I taught my daughter her Bible lesson today. We have been teaching her out of the A Beka Book Bible series from Pensacola Christian College. The author listed for this lesson is Fannelle Shepperson. Today’s lesson was about Noah and the flood. The lesson was fine until I came to the part where Noah builds the ark, where it says, “You can be sure the crowds came to watch. ‘Hey, Noah,’ they cried, ‘are you building a new house, or store, or barn?’ Very calmly, Noah said, ‘No, I’m building a ship….I’m building it because God told me to…’” In their telling of the story, Noah then relates the reason for the boat. He then told the people, “He has commanded me to build this ship, called an Ark, to warn you and to try to make you realize that the judgment of the Flood is coming. But He also love you, oh, so much, and if you will turn from and be sorry for your sins, and come into the Ark when I get it finished, you will be safe and protected from His anger and punishment of the Flood. Please listen and pay attention to God’s message.”
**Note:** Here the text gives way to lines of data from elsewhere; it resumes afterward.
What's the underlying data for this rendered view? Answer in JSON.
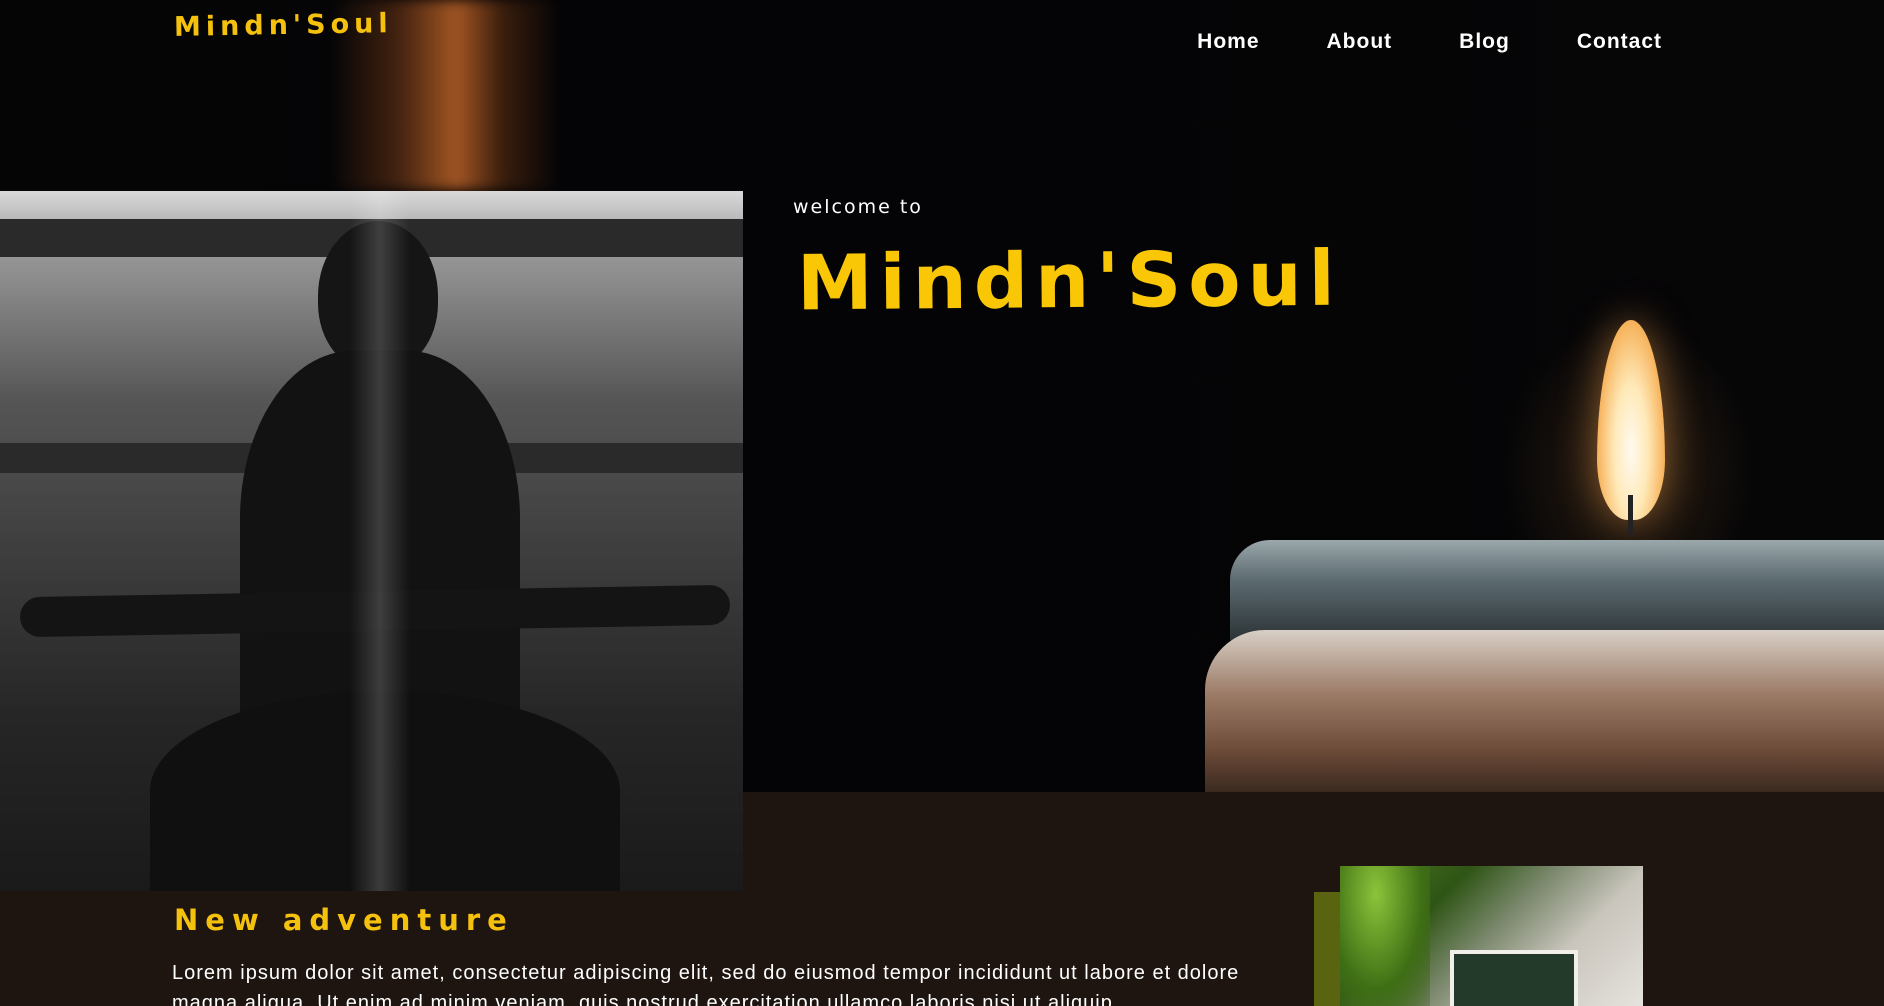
{
  "header": {
    "logo": "Mindn'Soul",
    "nav": [
      {
        "label": "Home"
      },
      {
        "label": "About"
      },
      {
        "label": "Blog"
      },
      {
        "label": "Contact"
      }
    ]
  },
  "hero": {
    "welcome": "welcome to",
    "title": "Mindn'Soul"
  },
  "section": {
    "title": "New adventure",
    "text": "Lorem ipsum dolor sit amet, consectetur adipiscing elit, sed do eiusmod tempor incididunt ut labore et dolore magna aliqua. Ut enim ad minim veniam, quis nostrud exercitation ullamco laboris nisi ut aliquip"
  },
  "colors": {
    "accent": "#f4c20d",
    "background": "#1e1410",
    "hero_bg": "#050506"
  },
  "images": {
    "yoga": "meditation-photo",
    "candle": "candle-photo",
    "house": "house-photo"
  }
}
The lesson then states the people made fun of Noah. Later on, when the animals were arriving, the lesson states that the people continued to mock. Then it says, “As the last pair of animals disappeared from view into the huge ship, Noah came to the door and again begged the people, ‘Please listen to the Lord’s message—the world is going to be covered over with water and everything will be destroyed…The only place of safety is in this Ark! I plead with you to come in before it is forever too late!’ The crowd only laughed and hurled more insults at Noah.” Then came the week of no rain, where the lesson states that the people kept coming back every day to mock Noah and beat on the sides of the Ark.
Now I know it is common belief that Noah preached to the people the entire time he built the ark about the coming judgment, pleading with people to be saved. But is this what the Bible really teaches? Let’s look at the Biblical account.
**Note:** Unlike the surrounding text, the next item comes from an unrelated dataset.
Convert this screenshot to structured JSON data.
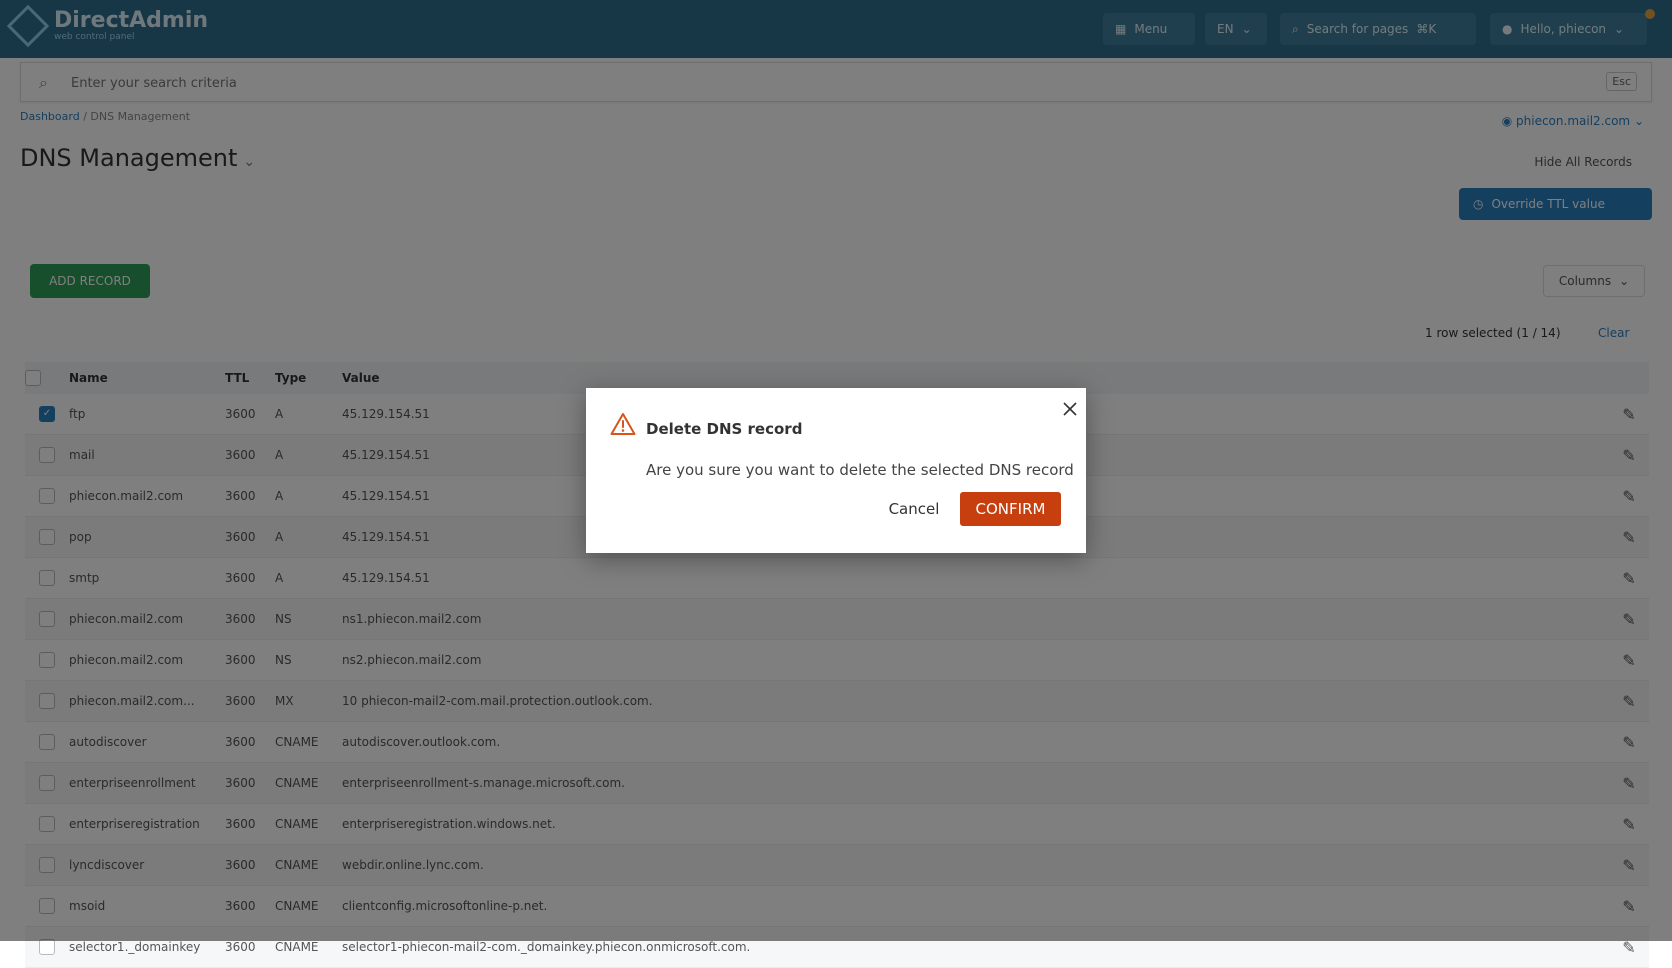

The flood account is told from Genesis 6:5-9:29. The part that discusses the events leading up to the flood is told from Genesis 6:5-7:24. From these passages, we can see the following:
1. God never told Noah the invite was for everybody. The Bible specifically states in Genesis 6:17-18, “Behold, I, even I am bringing the flood of water upon the earth, to destroy all flesh in which is the breath of life, from under heaven; everything that is on the earth shall perish. But I will establish My covenant with you; and you shall enter the ark—you and your sons and your wife, and your sons’ wives with you.” That seems to be pretty clear that God’s plan was to save eight people, and eight people only.
2. The Bible says nothing about Noah warning anybody about the flood. The only thing that even comes close is in II Peter 2:5 where the Bible calls Noah a “preacher of righteousness.” Noah was 500 years old before God said anything to him about a flood, so this isn’t proof that he warned anybody about the flood.
3. Matthew 24:37-39 (and the parallel passage in Luke 17:27) states that the people living on the earth at the time of the flood “did not understand until the flood came and took them all away…” It seems unlikely that they would not understand that God wanted to destroy them, if Noah had been warning them the entire time he was building the Ark. And there’s another thing: how long did it take to build the ark? The lesson for my daughter states that it took 120 years. Genesis 5:32 says Noah was 500 years old when his kids were born. Genesis 7:6 says Noah was 600 years old when the flood happened. So it would seem that 100 years would be the maximum amount of time.
4. Some would argue that God always allows for people to be saved from judgment. The biblical teaching on hell would indicate otherwise. A concrete biblical example would be the cities of Sodom and Gomorrah. The angels came to get Lot out of Sodom. Genesis 19:12 says that the invitation was for Lot and his family only. The people in these cities were never warned. In the same way, it is possible that the people in Noah’s day were not warned of the judgment to come.
5. When God wants people to be warned about judgment, He usually says so. Jonah was sent to warn the people of Nineveh of impending judgment. His message is found in Jonah 3:4. The people repented, and God stayed his judgment. It is possible that if enough people in Noah’s time had repented, God would not have sent the flood.
Were the people warned about the flood? Well, they were probably warned that something was up, given the fact that Noah was building this huge boat. Did Noah tell them about the flood? It’s possible, but the Bible doesn’t say. Was it God’s plan for more than eight people to be saved from the flood? According to the Bible: no.
Here’s a tip: if you are preparing lessons to teach people biblical truth, don’t add to the information given in the Bible and say that is what the Bible says. You can say, “Maybe this happened.” or “such-and-such is possible” but don’t say, “The Bible says X happened…” if the Bible doesn’t say it.